• Instructions to follow
The line count for "Название" is all that is needed: say how many lines in the listing below contain it.
━━ Records for this exercise
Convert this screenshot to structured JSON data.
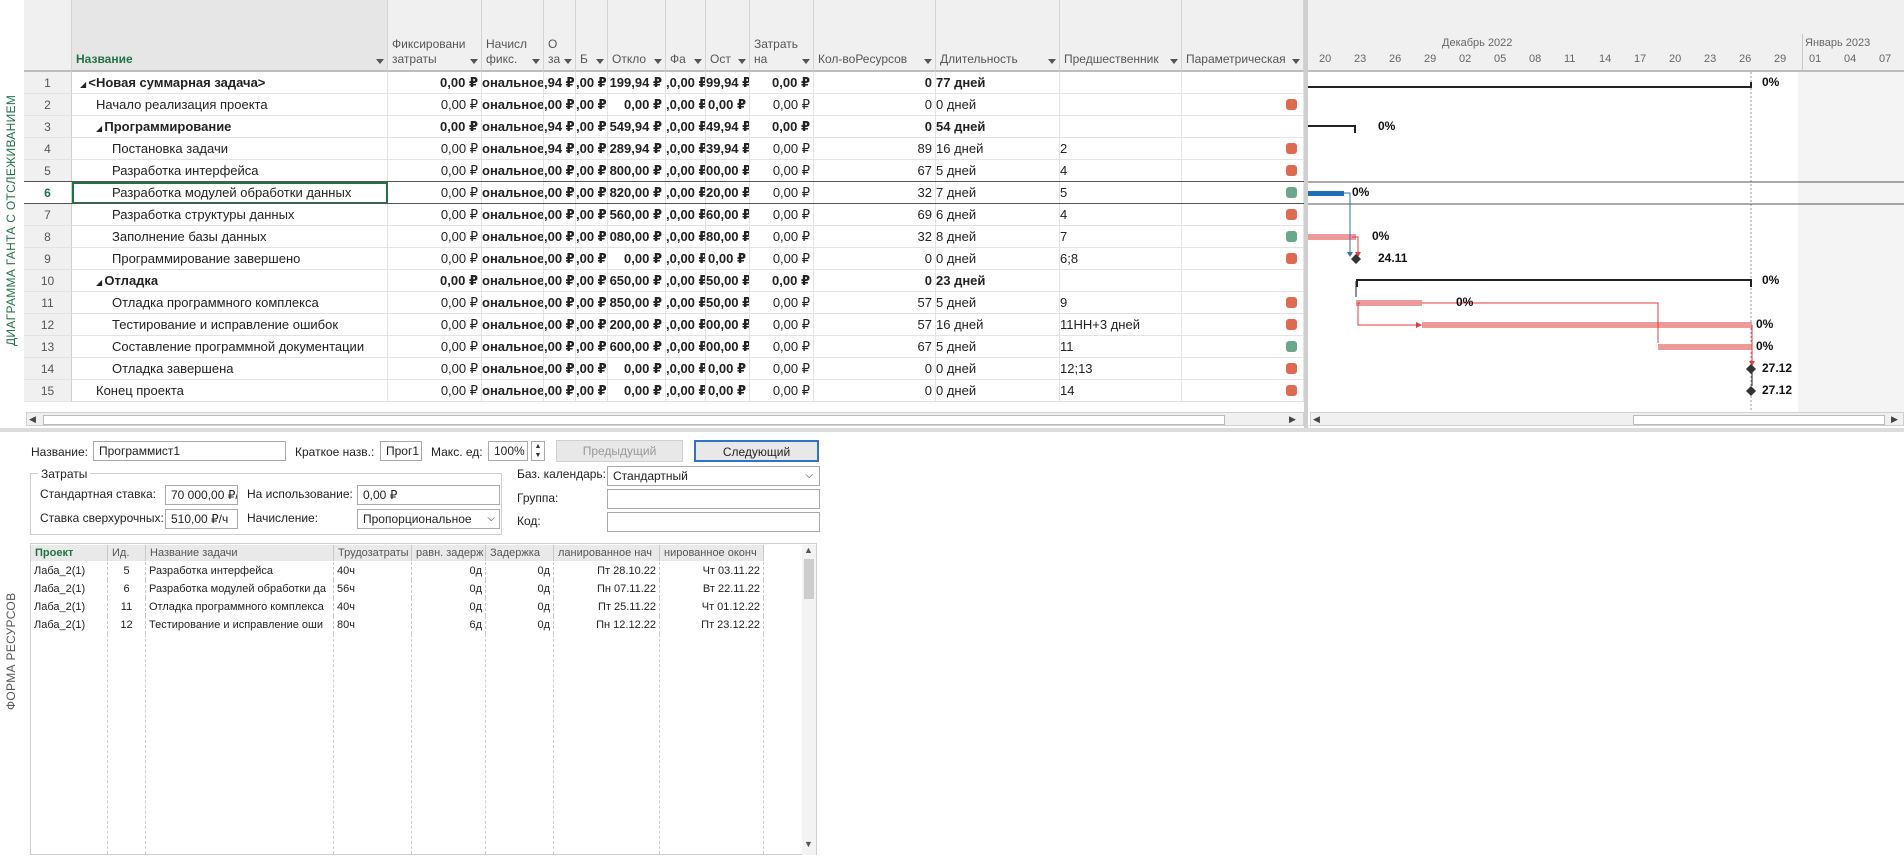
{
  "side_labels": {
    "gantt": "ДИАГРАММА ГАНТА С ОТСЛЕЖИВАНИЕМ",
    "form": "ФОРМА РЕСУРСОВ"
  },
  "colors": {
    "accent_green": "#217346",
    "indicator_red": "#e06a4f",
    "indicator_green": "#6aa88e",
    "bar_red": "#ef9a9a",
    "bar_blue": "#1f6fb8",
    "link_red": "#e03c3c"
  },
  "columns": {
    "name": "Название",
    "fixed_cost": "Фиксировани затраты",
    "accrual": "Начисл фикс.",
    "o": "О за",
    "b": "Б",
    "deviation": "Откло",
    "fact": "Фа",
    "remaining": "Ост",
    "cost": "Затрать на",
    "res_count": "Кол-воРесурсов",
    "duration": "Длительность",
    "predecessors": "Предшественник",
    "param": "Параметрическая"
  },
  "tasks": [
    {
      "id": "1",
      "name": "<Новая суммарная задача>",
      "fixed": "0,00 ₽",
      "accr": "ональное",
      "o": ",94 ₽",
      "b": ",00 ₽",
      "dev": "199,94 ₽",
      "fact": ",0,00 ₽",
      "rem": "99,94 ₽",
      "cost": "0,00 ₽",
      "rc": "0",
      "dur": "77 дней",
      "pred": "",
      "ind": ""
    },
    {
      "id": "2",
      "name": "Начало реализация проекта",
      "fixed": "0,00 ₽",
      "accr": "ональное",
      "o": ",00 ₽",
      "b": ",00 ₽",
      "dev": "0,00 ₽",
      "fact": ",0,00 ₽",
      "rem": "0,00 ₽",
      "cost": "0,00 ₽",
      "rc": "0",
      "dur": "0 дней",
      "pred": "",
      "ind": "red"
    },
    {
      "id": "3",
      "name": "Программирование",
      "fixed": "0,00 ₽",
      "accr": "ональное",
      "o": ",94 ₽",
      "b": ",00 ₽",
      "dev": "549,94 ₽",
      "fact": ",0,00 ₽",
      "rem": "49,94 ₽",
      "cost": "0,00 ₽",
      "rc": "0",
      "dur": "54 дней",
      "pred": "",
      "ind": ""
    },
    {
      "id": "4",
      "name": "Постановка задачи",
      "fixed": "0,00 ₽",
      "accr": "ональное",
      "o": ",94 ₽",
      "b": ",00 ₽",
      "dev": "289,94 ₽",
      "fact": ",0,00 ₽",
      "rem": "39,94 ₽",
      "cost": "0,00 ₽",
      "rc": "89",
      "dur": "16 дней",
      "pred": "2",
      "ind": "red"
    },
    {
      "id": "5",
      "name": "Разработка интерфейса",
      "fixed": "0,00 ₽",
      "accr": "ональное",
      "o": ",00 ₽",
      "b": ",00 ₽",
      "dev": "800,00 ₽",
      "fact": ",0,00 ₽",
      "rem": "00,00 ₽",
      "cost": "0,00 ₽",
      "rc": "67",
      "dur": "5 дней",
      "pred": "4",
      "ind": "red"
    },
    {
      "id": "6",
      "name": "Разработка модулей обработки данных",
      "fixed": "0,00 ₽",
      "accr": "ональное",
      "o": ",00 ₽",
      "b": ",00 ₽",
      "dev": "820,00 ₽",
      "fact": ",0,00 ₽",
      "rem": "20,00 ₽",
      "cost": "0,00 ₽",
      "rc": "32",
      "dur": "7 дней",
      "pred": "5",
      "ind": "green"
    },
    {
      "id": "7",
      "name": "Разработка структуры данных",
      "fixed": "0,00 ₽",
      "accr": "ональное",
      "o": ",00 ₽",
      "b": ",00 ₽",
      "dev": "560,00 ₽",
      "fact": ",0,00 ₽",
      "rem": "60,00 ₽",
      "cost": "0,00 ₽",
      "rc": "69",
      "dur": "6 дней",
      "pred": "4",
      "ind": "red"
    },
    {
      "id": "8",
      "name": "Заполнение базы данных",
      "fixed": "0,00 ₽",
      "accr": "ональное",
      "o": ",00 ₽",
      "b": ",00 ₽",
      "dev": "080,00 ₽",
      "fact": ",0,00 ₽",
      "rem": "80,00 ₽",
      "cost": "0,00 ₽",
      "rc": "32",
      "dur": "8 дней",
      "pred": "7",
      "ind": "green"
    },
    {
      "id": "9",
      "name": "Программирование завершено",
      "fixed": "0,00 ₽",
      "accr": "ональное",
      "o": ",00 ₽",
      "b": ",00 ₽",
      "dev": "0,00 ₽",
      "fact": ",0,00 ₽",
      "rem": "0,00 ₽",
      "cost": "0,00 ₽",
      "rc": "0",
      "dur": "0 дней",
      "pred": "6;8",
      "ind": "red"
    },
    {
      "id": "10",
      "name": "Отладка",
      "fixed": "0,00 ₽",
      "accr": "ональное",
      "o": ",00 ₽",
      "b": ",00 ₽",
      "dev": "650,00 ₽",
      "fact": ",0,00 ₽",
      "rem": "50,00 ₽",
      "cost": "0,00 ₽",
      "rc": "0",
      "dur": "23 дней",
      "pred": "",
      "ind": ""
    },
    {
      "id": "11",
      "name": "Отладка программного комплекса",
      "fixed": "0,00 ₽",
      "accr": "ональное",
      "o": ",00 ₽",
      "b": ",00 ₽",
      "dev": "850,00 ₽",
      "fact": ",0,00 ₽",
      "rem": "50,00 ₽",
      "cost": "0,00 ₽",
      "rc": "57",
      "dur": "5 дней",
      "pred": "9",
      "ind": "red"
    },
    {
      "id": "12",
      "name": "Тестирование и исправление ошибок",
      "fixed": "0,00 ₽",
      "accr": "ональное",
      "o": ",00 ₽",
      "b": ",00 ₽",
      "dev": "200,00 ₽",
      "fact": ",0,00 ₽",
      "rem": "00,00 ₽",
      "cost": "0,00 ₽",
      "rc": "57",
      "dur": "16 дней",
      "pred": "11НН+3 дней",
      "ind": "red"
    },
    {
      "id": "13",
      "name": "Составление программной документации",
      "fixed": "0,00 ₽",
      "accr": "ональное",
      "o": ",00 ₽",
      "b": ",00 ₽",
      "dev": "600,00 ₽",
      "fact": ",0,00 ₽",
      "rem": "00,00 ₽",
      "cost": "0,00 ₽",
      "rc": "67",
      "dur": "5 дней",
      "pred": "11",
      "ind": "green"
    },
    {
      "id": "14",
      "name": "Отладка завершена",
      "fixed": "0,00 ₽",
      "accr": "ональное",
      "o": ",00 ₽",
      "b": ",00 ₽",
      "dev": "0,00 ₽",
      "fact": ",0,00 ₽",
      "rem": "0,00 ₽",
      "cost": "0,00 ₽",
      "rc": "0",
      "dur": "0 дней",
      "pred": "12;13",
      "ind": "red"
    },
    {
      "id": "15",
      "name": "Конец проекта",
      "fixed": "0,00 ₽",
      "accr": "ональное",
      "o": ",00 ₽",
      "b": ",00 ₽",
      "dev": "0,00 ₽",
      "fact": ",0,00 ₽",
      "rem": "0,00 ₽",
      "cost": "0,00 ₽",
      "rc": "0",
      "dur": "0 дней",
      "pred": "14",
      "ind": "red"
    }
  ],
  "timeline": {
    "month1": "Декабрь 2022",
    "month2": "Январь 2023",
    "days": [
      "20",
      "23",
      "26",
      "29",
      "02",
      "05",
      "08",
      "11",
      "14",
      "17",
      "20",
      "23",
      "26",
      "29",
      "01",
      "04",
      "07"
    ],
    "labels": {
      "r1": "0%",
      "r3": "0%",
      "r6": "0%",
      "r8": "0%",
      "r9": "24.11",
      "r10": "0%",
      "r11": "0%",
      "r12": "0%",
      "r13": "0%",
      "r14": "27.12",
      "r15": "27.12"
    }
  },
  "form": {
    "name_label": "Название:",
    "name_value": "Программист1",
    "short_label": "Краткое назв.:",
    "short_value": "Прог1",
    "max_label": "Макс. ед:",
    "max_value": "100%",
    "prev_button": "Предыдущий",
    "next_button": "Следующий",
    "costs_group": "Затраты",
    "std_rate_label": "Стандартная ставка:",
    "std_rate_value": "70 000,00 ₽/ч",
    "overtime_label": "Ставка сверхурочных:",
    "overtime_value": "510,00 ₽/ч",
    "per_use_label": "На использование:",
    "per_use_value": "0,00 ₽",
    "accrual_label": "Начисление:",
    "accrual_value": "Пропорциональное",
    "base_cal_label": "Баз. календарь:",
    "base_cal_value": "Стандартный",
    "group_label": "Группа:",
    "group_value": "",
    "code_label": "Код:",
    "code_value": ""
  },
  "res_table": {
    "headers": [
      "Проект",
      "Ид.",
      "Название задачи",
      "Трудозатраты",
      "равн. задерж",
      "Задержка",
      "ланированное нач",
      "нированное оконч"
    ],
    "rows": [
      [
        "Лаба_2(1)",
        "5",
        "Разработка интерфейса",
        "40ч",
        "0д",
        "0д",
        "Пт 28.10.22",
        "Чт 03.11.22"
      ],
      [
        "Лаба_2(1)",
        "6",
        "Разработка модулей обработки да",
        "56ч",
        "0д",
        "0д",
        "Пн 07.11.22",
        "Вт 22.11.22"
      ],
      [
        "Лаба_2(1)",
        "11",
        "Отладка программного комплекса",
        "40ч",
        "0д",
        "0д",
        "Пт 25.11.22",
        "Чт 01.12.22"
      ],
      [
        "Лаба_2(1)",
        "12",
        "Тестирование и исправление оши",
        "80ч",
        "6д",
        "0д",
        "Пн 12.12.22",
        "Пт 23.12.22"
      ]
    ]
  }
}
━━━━
• Response box
3